5. Port St. Lucie, Florida
Best Places 2019 Rank: 78
Metro Population: 454,482
Median Home Price: $211,083
Median Annual Salary: $42,500
Net Migration, 2013 to 2017: 10.24%
Located along the Treasure Coast, Port St. Lucie attracts people looking for a place with plenty of waterways to explore and, of course, the warm Florida weather. The Port St. Lucie area grew by 10.24% during a five-year period.
Learn more about Port St. Lucie.4. Daytona Beach, Florida
4. Daytona Beach, Florida
Best Places 2019 Rank: 99
Metro Population: 623,675
Median Home Price: $192,817
Median Annual Salary: $38,710
Net Migration, 2013 to 2017: 10.35%

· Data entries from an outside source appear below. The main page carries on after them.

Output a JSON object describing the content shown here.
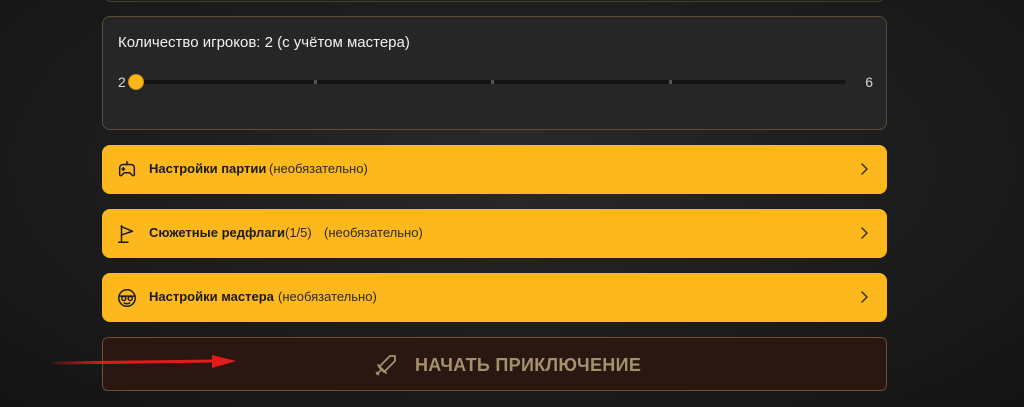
{
  "players": {
    "title": "Количество игроков: 2 (с учётом мастера)",
    "min_label": "2",
    "max_label": "6",
    "min": 2,
    "max": 6,
    "value": 2
  },
  "options": [
    {
      "title": "Настройки партии",
      "count": "",
      "optional": "(необязательно)",
      "icon": "gamepad-icon"
    },
    {
      "title": "Сюжетные редфлаги",
      "count": "(1/5)",
      "optional": "(необязательно)",
      "icon": "flag-icon"
    },
    {
      "title": "Настройки мастера",
      "count": "",
      "optional": "(необязательно)",
      "icon": "mask-icon"
    }
  ],
  "start_button": {
    "label": "НАЧАТЬ ПРИКЛЮЧЕНИЕ",
    "icon": "sword-icon"
  },
  "colors": {
    "accent": "#fcb81c",
    "start_bg": "#2a1712",
    "start_text": "#a3916c",
    "arrow": "#e21b1b"
  }
}
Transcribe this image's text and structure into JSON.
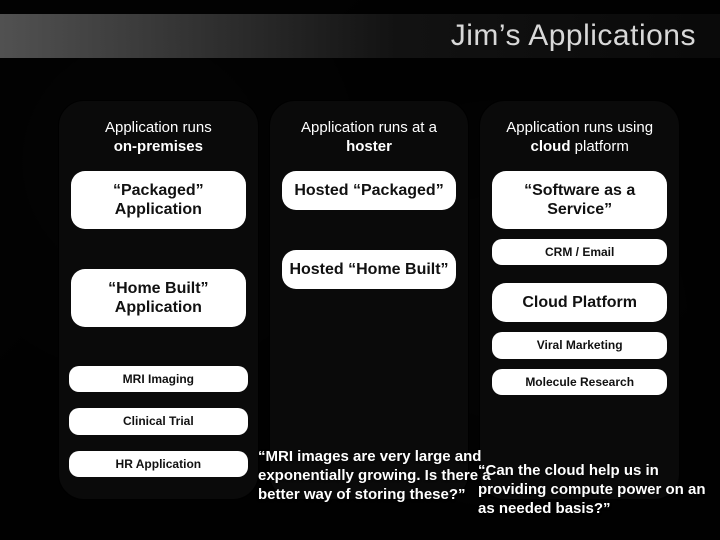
{
  "title": "Jim’s Applications",
  "columns": {
    "col1": {
      "head_l1": "Application runs",
      "head_l2": "on-premises",
      "cells": {
        "packaged": "“Packaged” Application",
        "homebuilt": "“Home Built” Application"
      },
      "pills": {
        "mri": "MRI Imaging",
        "clinical": "Clinical Trial",
        "hr": "HR Application"
      }
    },
    "col2": {
      "head_l1": "Application runs at a",
      "head_l2": "hoster",
      "cells": {
        "hosted_packaged": "Hosted “Packaged”",
        "hosted_homebuilt": "Hosted “Home Built”"
      }
    },
    "col3": {
      "head_l1": "Application runs using",
      "head_l2_strong": "cloud",
      "head_l2_light": " platform",
      "cells": {
        "saas": "“Software as a Service”",
        "cloud_platform": "Cloud Platform"
      },
      "pills": {
        "crm": "CRM / Email",
        "viral": "Viral Marketing",
        "molecule": "Molecule Research"
      }
    }
  },
  "quotes": {
    "q1": "“MRI images are very large and exponentially growing. Is there a better way of storing these?”",
    "q2": "“Can the cloud help us in providing compute power on an as needed basis?”"
  }
}
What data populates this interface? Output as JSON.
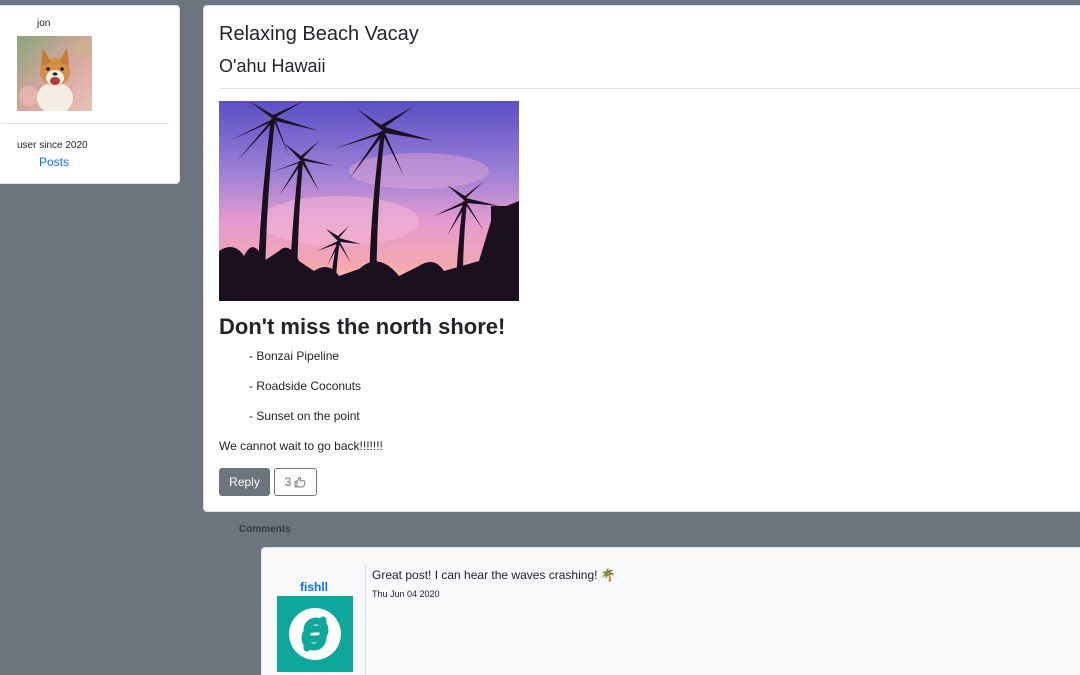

Daytona Beach’s growth from net migration between 2013 and 2017 nearly hit 10.5%. The coastal metro area attracts plenty of tourists to NASCAR races and local beaches, but many of these visitors also appear happy enough to make the place their next hometown.
Learn more about Daytona Beach.3. Sarasota, Florida
3. Sarasota, Florida
Best Places 2019 Rank: 18
Metro Population: 768,381
Median Home Price: $237,260
Median Annual Salary: $42,680
Net Migration, 2013 to 2017: 13.1%
With a median age of more than 51 years, Sarasota is a particularly attractive destination for retirees, even more so than other Florida locales. Sarasota grew by a whopping 13.1% in a five-year period due to net migration.
Learn more about Sarasota.2. Fort Myers, Florida
2. Fort Myers, Florida
Best Places 2019 Rank: 35
Metro Population: 700,165
Median Home Price: $219,200
Median Annual Salary: $41,380
Net Migration, 2013 to 2017: 14.42%
Fort Myers ranks No. 2 on the Best Places People Are Moving list for the second straight year. Fort Myers grew by 14.42% over a five-year period due to net migration.
Learn more about Fort Myers.1. Myrtle Beach, South Carolina
1. Myrtle Beach, South Carolina
Best Places 2019 Rank: 75
Metro Population: 432,772
Median Home Price: $181,800
Median Annual Salary: $35,890
Net Migration, 2013 to 2017: 17.41%
Myrtle Beach may be small, but it’s proving popular among people looking for a new place to live. Like many of the Florida metro areas on the list, this coastal South Carolina spot attracts plenty of retirees looking for warm weather year-round, lending to the metro’s median age of 46.5 years.
Learn more about Myrtle Beach.The best places to live in the U.S. based on net migration:
The best places to live in the U.S. based on net migration:
- Myrtle Beach, South Carolina
- Fort Myers, Florida
- Sarasota, Florida
- Daytona Beach, Florida
- Port St. Lucie, Florida
- Austin, Texas
- Lakeland, FLorida
- Orlando, Florida
- Melbourne, Florida
- Charleston, South Carolina
- Tampa, Florida
- Boise, Idaho
- Las Vegas, Nevada
- Charlotte, North Carolina
- Fayetteville, Arkansas
- Nashville, Tennessee
- Jacksonville, Florida
- Raleigh and Durham, North Carolina
- San Antonio, Texas
- Asheville, North Carolina
- Dallas-Fort Worth
Updated on June 5, 2019: This story was originally published on Sept. 11, 2017, and has been updated with new information
She has appeared in media interviews across the U.S. including National Public Radio, WTOP (Washington, D.C.) and KOH (Reno, Nevada) and various print publications, as well as having served on panels discussing real estate development, city planning policy and homebuilding.
Previously, she served as a researcher of commercial real estate transactions and information, and is currently a member of the National Association of Real Estate Editors. Thorsby studied Political Science at the University of Michigan, where she also served as a news reporter and editor for the student newspaper The Michigan Daily. Follow her on Twitter or write to her at email@example.com.